Financial markets welcome Andrea Leadsom quitting UK’s Prime Minister race
Andrea Leadsom’s decision to quit the UK’s Conservative party leadership battle is likely to be welcomed by the financial markets, affirms the boss of one of the world’s largest independent financial advisory organizations.
Nigel Green, deVere Group’s founder and CEO, is speaking out after the British energy minister pulled out of the race against Home Secretary Theresa May to lead the ruling Conservatives and become the next Prime Minister.
Last year was a banner year for hedge funds in general, as the industry attracted $31 billion worth of net inflows, according to data from HFM. That total included a challenging fourth quarter, in which investors pulled more than $23 billion from hedge funds. HFM reported $12 billion in inflows for the first quarter following Read More
Mr Green states: “Of course, the race to find David Cameron’s successor as the next British Prime Minister is now going to be resolved much earlier.
“This is likely to be largely welcomed by the financial markets for two key reasons.
“First, Leadsom quitting eradicates one layer of the uncertainty that has been hanging over the UK since the historic vote to leave the EU. The many question marks since the Brexit decision have, unsurprisingly, created volatility in the markets. With Leadsom pulling out there is one less question mark.
“Investors in the UK and globally are craving more certainty and stability in the UK and this should help.
“Whilst the pro-Brexit lobby will argue that the FTSE is up almost 5 per cent since the referendum and at an 11-month high on Monday, this doesn’t reflect the real picture of the UK economy.
“Firms on the UK’s blue chip index receive most of their earnings from outside Britain.

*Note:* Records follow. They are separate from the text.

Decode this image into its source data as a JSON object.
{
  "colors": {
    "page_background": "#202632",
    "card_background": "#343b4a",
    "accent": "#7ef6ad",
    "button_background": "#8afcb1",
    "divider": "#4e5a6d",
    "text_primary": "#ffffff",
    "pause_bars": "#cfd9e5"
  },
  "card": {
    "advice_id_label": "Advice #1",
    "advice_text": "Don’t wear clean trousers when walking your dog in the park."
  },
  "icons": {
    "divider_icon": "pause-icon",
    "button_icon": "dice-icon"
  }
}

The current gains on the FTSE reflect international companies’ earnings being enhanced due to the weakness of the pound.”

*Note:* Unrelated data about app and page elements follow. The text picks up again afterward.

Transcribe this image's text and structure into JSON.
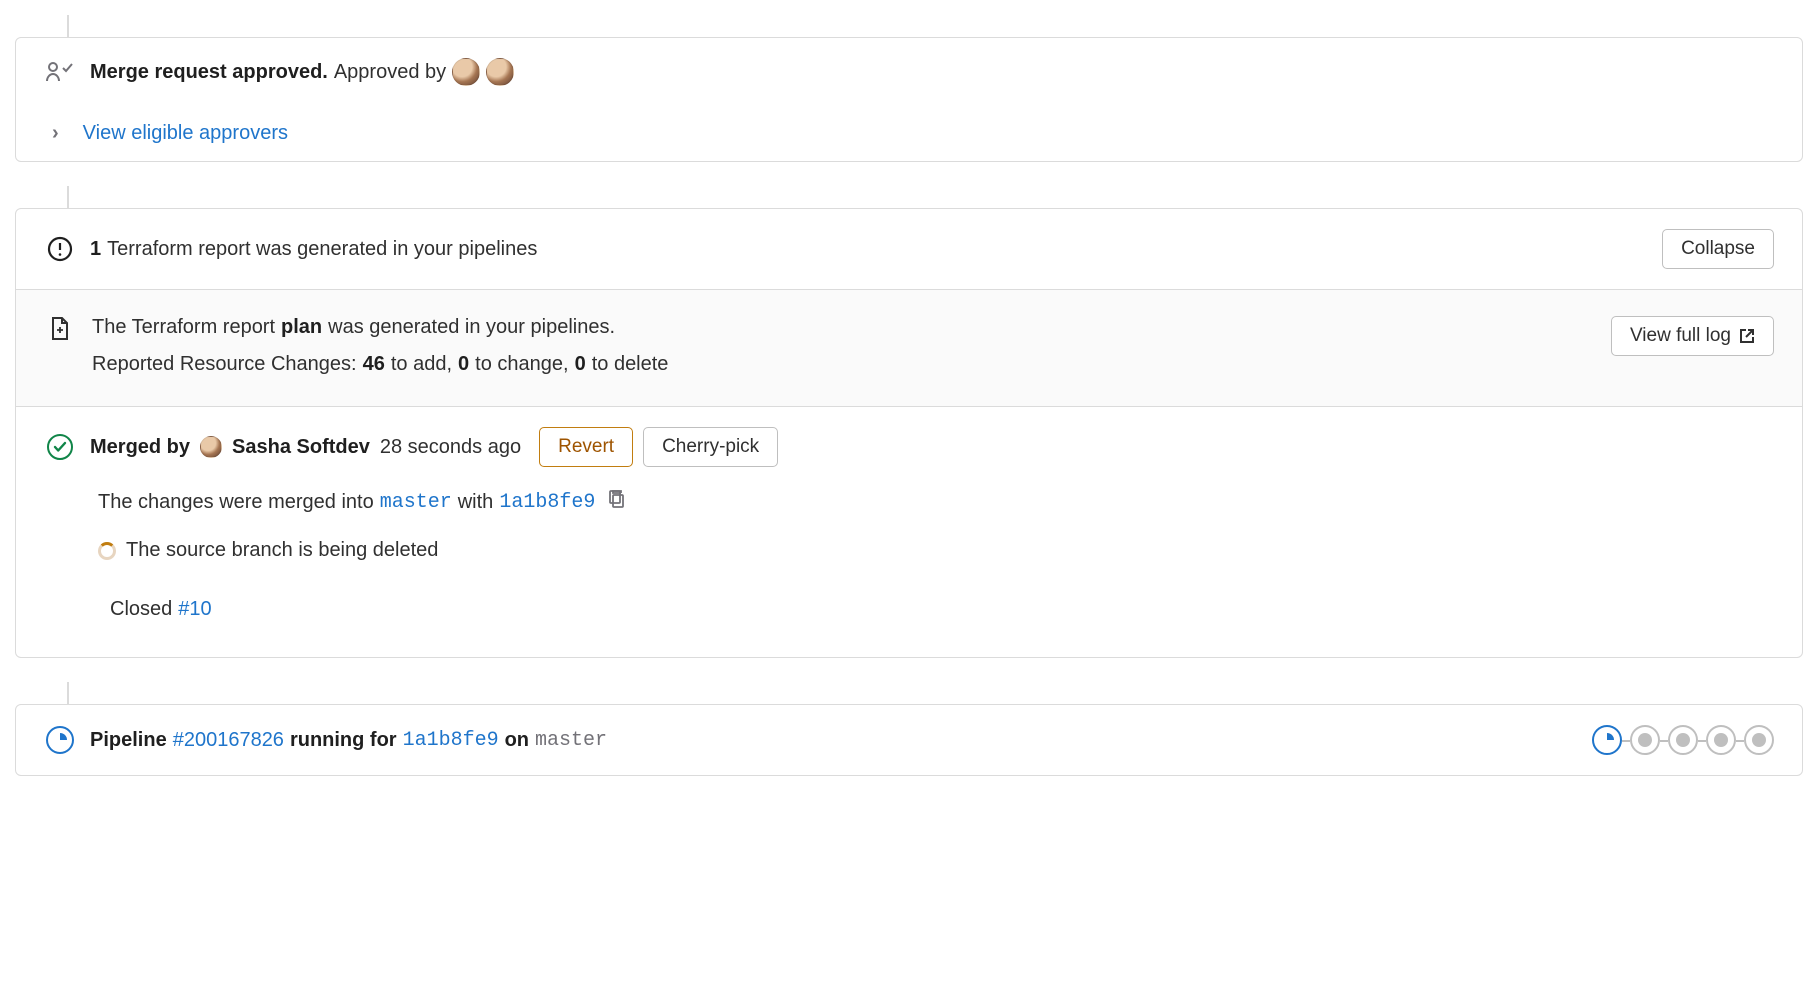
{
  "approval": {
    "title_strong": "Merge request approved.",
    "title_rest": "Approved by",
    "expand_link": "View eligible approvers"
  },
  "terraform": {
    "header_count": "1",
    "header_text": "Terraform report was generated in your pipelines",
    "collapse_btn": "Collapse",
    "body_prefix": "The Terraform report",
    "body_plan": "plan",
    "body_suffix": "was generated in your pipelines.",
    "changes_prefix": "Reported Resource Changes:",
    "add_n": "46",
    "add_t": "to add,",
    "change_n": "0",
    "change_t": "to change,",
    "delete_n": "0",
    "delete_t": "to delete",
    "view_log_btn": "View full log"
  },
  "merged": {
    "prefix": "Merged by",
    "author": "Sasha Softdev",
    "time": "28 seconds ago",
    "revert_btn": "Revert",
    "cherry_btn": "Cherry-pick",
    "line1_prefix": "The changes were merged into",
    "branch": "master",
    "line1_mid": "with",
    "commit": "1a1b8fe9",
    "line2": "The source branch is being deleted",
    "closed_prefix": "Closed",
    "closed_issue": "#10"
  },
  "pipeline": {
    "prefix": "Pipeline",
    "id": "#200167826",
    "mid1": "running for",
    "commit": "1a1b8fe9",
    "mid2": "on",
    "branch": "master"
  }
}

He continues: “It can also be expected that Theresa May, a Remain supporter, will not be as aggressive in the Brexit negotiations as Andrea Leadsom would have been.
“May could possibly kick triggering Article 50 way into the long grass, or go for the Norwegian model and allow free movement in exchange for access to the single market.

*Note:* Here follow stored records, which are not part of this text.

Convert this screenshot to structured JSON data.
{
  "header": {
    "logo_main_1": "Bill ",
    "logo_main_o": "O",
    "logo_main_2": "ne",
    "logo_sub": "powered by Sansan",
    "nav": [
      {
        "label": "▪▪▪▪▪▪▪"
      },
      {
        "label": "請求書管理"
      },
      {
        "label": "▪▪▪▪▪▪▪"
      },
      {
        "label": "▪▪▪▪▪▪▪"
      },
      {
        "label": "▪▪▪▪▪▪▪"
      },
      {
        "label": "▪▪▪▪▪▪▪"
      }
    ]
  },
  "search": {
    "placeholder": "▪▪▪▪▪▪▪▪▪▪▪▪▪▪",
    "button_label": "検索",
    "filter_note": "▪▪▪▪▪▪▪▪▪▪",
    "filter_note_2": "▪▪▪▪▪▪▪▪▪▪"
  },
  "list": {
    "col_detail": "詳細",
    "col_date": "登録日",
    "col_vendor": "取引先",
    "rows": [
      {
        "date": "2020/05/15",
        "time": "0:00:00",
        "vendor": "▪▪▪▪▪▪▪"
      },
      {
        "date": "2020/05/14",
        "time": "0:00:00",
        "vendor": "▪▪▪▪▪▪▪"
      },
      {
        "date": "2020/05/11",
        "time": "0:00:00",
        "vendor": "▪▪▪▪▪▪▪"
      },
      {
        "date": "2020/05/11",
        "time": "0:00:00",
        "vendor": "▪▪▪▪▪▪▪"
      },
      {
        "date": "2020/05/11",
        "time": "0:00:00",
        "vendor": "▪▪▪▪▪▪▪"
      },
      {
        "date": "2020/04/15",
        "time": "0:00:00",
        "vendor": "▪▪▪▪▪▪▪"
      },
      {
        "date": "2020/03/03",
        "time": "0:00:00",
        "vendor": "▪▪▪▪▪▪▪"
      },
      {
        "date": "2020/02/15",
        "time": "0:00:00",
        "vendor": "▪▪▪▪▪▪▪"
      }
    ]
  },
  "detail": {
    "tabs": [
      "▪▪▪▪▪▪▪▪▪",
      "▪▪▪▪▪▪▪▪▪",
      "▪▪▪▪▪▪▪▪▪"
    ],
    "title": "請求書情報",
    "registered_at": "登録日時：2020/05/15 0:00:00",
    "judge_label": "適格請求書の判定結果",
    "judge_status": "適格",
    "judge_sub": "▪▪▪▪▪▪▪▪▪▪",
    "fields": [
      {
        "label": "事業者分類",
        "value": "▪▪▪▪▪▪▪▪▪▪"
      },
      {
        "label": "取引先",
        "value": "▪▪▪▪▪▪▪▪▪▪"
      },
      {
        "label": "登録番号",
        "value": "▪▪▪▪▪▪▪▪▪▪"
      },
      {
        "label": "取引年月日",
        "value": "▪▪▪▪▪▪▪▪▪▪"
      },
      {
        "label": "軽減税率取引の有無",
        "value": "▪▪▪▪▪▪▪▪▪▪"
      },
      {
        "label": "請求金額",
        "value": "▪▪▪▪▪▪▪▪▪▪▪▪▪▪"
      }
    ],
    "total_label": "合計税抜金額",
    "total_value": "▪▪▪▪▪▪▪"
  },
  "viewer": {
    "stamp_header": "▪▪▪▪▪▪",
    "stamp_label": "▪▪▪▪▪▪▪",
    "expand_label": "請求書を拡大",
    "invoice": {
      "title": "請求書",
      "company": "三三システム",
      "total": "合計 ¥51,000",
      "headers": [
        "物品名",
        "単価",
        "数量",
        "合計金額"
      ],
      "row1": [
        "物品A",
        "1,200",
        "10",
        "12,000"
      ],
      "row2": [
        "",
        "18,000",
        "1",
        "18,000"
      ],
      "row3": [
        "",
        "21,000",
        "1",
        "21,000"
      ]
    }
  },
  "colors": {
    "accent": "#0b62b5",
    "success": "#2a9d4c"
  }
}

“This kind of ‘Brexit-Lite’ might well please the markets – which had widely priced in and were largely relying upon a Remain victory before the shock result.”